*** Dataset records ***
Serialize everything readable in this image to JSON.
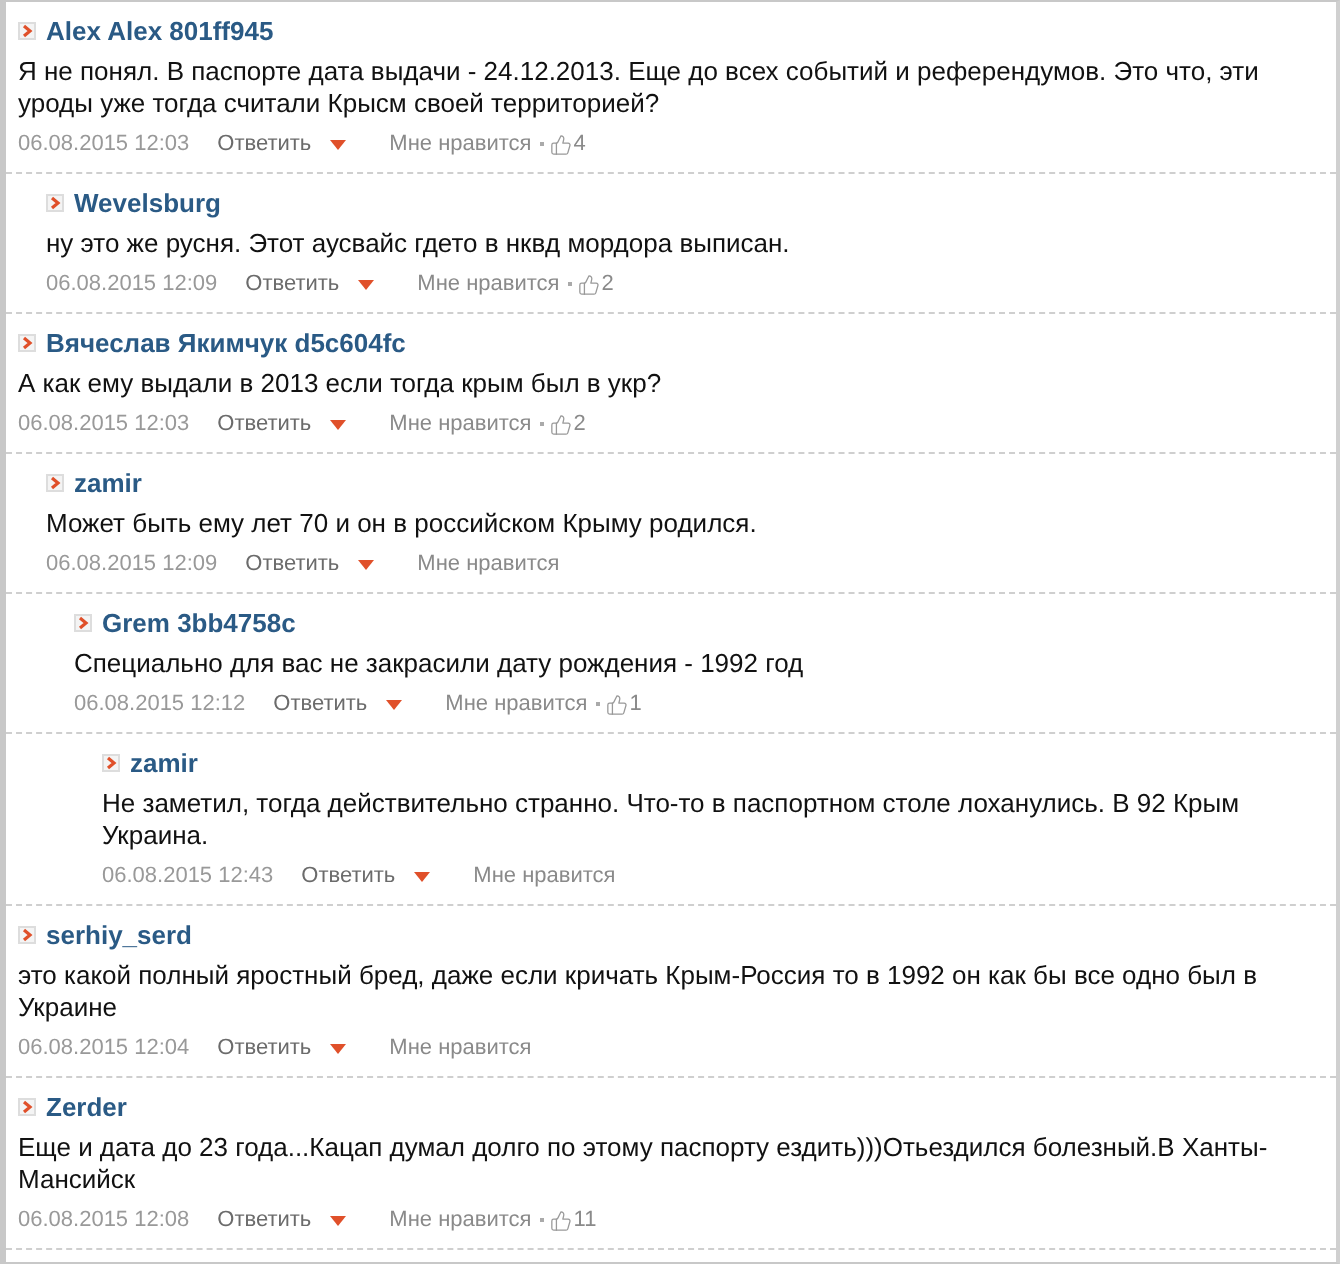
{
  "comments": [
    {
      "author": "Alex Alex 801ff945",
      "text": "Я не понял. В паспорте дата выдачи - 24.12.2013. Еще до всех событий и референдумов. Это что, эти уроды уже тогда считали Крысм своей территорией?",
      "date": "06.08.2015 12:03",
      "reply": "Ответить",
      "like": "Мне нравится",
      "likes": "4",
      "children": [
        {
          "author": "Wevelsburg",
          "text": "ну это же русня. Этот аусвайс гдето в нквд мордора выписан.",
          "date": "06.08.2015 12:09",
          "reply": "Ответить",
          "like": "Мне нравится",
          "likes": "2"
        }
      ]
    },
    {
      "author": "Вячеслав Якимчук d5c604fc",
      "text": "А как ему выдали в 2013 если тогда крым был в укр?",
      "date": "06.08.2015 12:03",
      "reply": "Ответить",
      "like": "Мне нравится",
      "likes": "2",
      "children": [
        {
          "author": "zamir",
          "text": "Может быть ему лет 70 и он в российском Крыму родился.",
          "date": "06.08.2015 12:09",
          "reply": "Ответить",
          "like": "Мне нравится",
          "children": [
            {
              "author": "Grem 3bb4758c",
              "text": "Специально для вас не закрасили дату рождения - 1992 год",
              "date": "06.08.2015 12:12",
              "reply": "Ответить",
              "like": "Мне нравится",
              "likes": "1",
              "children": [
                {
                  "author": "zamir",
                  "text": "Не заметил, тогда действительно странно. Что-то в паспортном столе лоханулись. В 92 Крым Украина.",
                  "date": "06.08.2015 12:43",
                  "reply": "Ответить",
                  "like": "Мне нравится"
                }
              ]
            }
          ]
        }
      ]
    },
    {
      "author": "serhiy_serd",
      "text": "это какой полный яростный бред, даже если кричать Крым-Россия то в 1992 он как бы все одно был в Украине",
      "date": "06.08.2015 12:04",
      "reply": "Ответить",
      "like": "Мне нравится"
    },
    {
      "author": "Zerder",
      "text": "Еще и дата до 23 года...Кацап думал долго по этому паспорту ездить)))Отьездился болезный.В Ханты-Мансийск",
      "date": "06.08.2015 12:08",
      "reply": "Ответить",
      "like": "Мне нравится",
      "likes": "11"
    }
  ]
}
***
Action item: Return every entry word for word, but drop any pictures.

Answer:
Serialize everything readable in this image to JSON.
{
  "comments": [
    {
      "author": "Alex Alex 801ff945",
      "text": "Я не понял. В паспорте дата выдачи - 24.12.2013. Еще до всех событий и референдумов. Это что, эти уроды уже тогда считали Крысм своей территорией?",
      "date": "06.08.2015 12:03",
      "reply": "Ответить",
      "like": "Мне нравится",
      "likes": "4",
      "children": [
        {
          "author": "Wevelsburg",
          "text": "ну это же русня. Этот аусвайс гдето в нквд мордора выписан.",
          "date": "06.08.2015 12:09",
          "reply": "Ответить",
          "like": "Мне нравится",
          "likes": "2"
        }
      ]
    },
    {
      "author": "Вячеслав Якимчук d5c604fc",
      "text": "А как ему выдали в 2013 если тогда крым был в укр?",
      "date": "06.08.2015 12:03",
      "reply": "Ответить",
      "like": "Мне нравится",
      "likes": "2",
      "children": [
        {
          "author": "zamir",
          "text": "Может быть ему лет 70 и он в российском Крыму родился.",
          "date": "06.08.2015 12:09",
          "reply": "Ответить",
          "like": "Мне нравится",
          "children": [
            {
              "author": "Grem 3bb4758c",
              "text": "Специально для вас не закрасили дату рождения - 1992 год",
              "date": "06.08.2015 12:12",
              "reply": "Ответить",
              "like": "Мне нравится",
              "likes": "1",
              "children": [
                {
                  "author": "zamir",
                  "text": "Не заметил, тогда действительно странно. Что-то в паспортном столе лоханулись. В 92 Крым Украина.",
                  "date": "06.08.2015 12:43",
                  "reply": "Ответить",
                  "like": "Мне нравится"
                }
              ]
            }
          ]
        }
      ]
    },
    {
      "author": "serhiy_serd",
      "text": "это какой полный яростный бред, даже если кричать Крым-Россия то в 1992 он как бы все одно был в Украине",
      "date": "06.08.2015 12:04",
      "reply": "Ответить",
      "like": "Мне нравится"
    },
    {
      "author": "Zerder",
      "text": "Еще и дата до 23 года...Кацап думал долго по этому паспорту ездить)))Отьездился болезный.В Ханты-Мансийск",
      "date": "06.08.2015 12:08",
      "reply": "Ответить",
      "like": "Мне нравится",
      "likes": "11"
    }
  ]
}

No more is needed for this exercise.